Cheryl D. Helgason
Cindy L. Miller
METHODS IN MOLECULAR BIOLOGYTMTM
Basic Cell Culture Techniques
From: Methods in Molecular Biology, vol. 290: Basic Cell Culture Protocols, Third Edition
Edited by: C. D. Helgason and C. L. Miller © Humana Press Inc., Totowa, NJ
Culture of Primary Adherent Cells
and a Continuously Growing Nonadherent Cell Line
Cheryl D. Helgason
Cell culture is an invaluable tool for investigators in numerous fields. It facilitates
analysis of biological properties and processes that are not readily accessible at the level
of the intact organism. Successful maintenance of cells in culture, whether primary or
immortalized, requires knowledge and practice of a few essential techniques. The pur-
pose of this chapter is to explain the basic principles of cell culture using the mainte-
nance of a nonadherent cell line, the P815 mouse mastocytoma cell line, and the isolation
and culture of adherent primary mouse embryonic fibroblasts (MEFs) as examples.
Procedures for thawing, culture, determination of cell numbers and viability, and
cryopreservation are described.
Key Words: Cell culture; nonadherent cell line; adherent cells; P815; primary mouse
embryonic fibroblasts; MEF; hemocytometer; viability; subculturing; cryopreservation.
There are four basic requirements for successful cell culture. Each of these
will be briefly reviewed in this introduction. However, a more detailed
description is beyond the scope of this chapter. Instead, the reader is referred to
one of a number of valuable resources that provide the information necessary
to establish a tissue culture laboratory, as well as describe the basic principles
of sterile technique (1–4).
The first necessity is a well-established and properly equipped cell culture
facility.
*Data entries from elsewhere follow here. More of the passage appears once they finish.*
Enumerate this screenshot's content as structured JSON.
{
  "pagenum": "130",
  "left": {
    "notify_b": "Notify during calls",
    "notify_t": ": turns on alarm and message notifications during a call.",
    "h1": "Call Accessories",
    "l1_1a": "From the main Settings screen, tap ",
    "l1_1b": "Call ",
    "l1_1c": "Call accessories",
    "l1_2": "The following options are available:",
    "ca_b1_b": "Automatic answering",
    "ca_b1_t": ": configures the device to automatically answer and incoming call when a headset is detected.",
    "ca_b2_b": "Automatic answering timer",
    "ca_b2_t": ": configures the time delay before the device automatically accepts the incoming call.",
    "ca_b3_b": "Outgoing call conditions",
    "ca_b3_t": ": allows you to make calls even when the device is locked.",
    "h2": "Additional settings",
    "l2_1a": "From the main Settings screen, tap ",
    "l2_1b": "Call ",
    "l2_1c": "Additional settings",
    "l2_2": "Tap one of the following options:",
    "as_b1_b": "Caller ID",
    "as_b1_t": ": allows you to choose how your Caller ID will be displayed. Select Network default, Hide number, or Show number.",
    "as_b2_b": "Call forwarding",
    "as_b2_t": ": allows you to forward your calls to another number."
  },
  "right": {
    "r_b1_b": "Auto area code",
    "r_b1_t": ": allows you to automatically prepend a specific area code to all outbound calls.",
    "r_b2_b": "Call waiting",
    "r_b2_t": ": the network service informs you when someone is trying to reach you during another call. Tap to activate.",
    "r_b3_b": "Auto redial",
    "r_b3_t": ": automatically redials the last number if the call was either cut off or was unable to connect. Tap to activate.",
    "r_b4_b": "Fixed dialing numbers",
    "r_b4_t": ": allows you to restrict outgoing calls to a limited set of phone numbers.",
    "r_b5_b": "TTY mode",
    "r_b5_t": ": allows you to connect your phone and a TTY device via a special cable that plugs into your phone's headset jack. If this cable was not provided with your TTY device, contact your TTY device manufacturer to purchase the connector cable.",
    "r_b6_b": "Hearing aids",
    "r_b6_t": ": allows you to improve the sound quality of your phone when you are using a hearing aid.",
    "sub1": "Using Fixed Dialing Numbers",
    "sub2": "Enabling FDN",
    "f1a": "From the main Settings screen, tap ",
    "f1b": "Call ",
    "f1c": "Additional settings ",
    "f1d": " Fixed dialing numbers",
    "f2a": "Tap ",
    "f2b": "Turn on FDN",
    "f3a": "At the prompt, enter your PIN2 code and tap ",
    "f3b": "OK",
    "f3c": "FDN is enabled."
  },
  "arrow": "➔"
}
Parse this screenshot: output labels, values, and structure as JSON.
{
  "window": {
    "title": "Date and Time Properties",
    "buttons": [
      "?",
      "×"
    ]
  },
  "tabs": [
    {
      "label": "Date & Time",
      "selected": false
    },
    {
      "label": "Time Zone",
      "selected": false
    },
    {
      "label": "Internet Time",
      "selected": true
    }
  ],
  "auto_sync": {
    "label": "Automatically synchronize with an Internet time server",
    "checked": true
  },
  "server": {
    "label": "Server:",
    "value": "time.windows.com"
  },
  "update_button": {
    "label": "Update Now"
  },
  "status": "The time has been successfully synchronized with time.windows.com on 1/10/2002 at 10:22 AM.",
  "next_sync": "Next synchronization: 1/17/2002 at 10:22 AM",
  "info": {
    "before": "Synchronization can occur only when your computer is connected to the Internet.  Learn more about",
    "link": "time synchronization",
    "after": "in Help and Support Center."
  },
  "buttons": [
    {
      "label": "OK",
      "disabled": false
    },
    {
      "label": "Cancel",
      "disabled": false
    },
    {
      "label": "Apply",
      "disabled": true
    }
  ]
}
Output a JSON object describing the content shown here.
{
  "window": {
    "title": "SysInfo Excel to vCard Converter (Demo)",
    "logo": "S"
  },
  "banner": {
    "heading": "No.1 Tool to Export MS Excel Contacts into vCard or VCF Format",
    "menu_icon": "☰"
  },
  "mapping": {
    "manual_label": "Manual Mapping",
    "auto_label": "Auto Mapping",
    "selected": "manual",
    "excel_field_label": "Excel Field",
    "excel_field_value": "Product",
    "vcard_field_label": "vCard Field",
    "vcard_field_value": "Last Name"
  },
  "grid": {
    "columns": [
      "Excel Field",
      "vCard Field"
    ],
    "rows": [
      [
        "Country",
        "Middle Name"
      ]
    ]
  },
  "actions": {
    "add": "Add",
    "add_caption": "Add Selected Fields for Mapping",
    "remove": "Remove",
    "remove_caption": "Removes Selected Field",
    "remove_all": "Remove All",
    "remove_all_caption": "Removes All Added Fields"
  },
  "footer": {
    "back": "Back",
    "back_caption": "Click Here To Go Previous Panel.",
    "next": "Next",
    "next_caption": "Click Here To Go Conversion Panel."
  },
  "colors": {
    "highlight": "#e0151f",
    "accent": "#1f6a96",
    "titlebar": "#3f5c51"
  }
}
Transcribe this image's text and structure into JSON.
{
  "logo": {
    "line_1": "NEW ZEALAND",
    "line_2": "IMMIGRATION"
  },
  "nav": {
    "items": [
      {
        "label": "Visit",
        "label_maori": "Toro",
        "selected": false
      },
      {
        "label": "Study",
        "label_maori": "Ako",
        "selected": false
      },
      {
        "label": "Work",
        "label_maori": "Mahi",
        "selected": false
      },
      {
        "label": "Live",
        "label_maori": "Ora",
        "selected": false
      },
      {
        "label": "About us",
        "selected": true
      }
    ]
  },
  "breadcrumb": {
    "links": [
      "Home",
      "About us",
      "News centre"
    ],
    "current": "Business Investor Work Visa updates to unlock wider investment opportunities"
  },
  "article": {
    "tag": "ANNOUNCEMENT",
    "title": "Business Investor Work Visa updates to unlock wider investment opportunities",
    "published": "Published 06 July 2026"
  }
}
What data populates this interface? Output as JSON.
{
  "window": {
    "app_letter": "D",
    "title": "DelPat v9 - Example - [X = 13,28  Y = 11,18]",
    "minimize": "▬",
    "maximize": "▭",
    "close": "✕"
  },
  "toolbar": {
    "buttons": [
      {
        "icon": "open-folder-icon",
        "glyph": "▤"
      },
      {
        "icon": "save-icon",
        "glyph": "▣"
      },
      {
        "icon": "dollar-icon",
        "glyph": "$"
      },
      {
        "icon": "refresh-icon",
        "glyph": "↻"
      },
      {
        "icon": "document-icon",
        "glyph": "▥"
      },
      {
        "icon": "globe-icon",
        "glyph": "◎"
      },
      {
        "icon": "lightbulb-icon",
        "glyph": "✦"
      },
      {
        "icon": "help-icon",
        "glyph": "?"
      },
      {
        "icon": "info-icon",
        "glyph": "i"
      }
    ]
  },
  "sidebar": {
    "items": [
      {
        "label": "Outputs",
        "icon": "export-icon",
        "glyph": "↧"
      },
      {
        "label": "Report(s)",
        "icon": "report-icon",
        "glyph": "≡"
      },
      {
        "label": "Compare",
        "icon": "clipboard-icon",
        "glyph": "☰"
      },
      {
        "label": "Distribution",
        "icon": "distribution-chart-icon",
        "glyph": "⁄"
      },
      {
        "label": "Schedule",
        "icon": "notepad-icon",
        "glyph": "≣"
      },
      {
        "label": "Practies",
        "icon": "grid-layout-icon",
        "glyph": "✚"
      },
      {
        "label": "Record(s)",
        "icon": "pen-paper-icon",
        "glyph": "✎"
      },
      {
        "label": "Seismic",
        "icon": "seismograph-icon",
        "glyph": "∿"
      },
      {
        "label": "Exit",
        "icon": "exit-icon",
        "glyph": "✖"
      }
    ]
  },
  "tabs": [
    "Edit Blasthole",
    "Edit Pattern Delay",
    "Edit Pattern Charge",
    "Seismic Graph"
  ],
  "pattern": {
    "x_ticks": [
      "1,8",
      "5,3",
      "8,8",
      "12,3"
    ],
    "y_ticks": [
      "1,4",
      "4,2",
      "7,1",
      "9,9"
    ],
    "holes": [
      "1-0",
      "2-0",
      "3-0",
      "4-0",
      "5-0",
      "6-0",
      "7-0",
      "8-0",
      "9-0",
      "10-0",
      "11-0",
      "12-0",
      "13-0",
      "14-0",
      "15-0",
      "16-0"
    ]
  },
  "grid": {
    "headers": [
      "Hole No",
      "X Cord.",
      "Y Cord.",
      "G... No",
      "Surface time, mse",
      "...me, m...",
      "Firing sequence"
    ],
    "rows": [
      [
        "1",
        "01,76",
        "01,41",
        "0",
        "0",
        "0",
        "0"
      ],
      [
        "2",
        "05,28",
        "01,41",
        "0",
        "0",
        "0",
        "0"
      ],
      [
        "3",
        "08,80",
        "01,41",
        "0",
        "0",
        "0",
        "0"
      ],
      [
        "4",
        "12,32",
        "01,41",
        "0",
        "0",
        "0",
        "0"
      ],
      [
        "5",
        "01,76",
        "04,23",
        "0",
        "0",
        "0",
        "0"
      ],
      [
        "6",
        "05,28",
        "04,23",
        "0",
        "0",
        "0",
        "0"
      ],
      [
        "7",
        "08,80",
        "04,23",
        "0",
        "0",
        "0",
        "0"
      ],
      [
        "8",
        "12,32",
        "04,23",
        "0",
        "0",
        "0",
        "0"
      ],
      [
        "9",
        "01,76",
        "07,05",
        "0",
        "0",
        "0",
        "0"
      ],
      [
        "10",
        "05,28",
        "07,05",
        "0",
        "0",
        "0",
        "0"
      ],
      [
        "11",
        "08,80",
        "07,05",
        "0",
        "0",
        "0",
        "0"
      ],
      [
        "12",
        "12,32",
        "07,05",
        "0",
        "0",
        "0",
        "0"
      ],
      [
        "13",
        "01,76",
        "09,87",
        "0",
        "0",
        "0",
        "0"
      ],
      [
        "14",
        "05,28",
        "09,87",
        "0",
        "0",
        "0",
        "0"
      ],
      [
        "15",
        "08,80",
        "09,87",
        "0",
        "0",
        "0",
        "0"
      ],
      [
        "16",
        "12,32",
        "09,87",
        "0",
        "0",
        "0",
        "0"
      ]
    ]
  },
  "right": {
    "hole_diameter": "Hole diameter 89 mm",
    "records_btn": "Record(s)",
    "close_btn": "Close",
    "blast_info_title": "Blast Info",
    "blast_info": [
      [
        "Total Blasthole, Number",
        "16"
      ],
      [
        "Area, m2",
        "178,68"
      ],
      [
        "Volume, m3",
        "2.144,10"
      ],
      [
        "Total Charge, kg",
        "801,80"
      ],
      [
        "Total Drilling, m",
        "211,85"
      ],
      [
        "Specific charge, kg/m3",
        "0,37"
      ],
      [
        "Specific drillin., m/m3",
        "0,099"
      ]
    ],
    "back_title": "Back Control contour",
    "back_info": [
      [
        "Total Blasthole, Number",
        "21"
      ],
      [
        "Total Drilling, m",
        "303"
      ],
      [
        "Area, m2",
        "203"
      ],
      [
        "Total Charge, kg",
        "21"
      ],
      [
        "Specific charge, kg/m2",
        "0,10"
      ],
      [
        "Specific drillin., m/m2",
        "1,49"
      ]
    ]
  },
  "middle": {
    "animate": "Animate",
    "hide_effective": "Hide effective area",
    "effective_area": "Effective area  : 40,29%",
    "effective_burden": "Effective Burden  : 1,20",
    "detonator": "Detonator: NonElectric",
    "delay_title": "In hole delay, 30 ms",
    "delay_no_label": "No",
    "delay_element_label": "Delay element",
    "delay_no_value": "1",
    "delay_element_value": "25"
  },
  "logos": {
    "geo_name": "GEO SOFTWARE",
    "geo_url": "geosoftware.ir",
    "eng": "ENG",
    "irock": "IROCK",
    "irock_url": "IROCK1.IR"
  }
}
The level of biocontainment required (Levels 1–4) is dependent on the
type of cells cultured and the risk that these cells might contain, and transmit,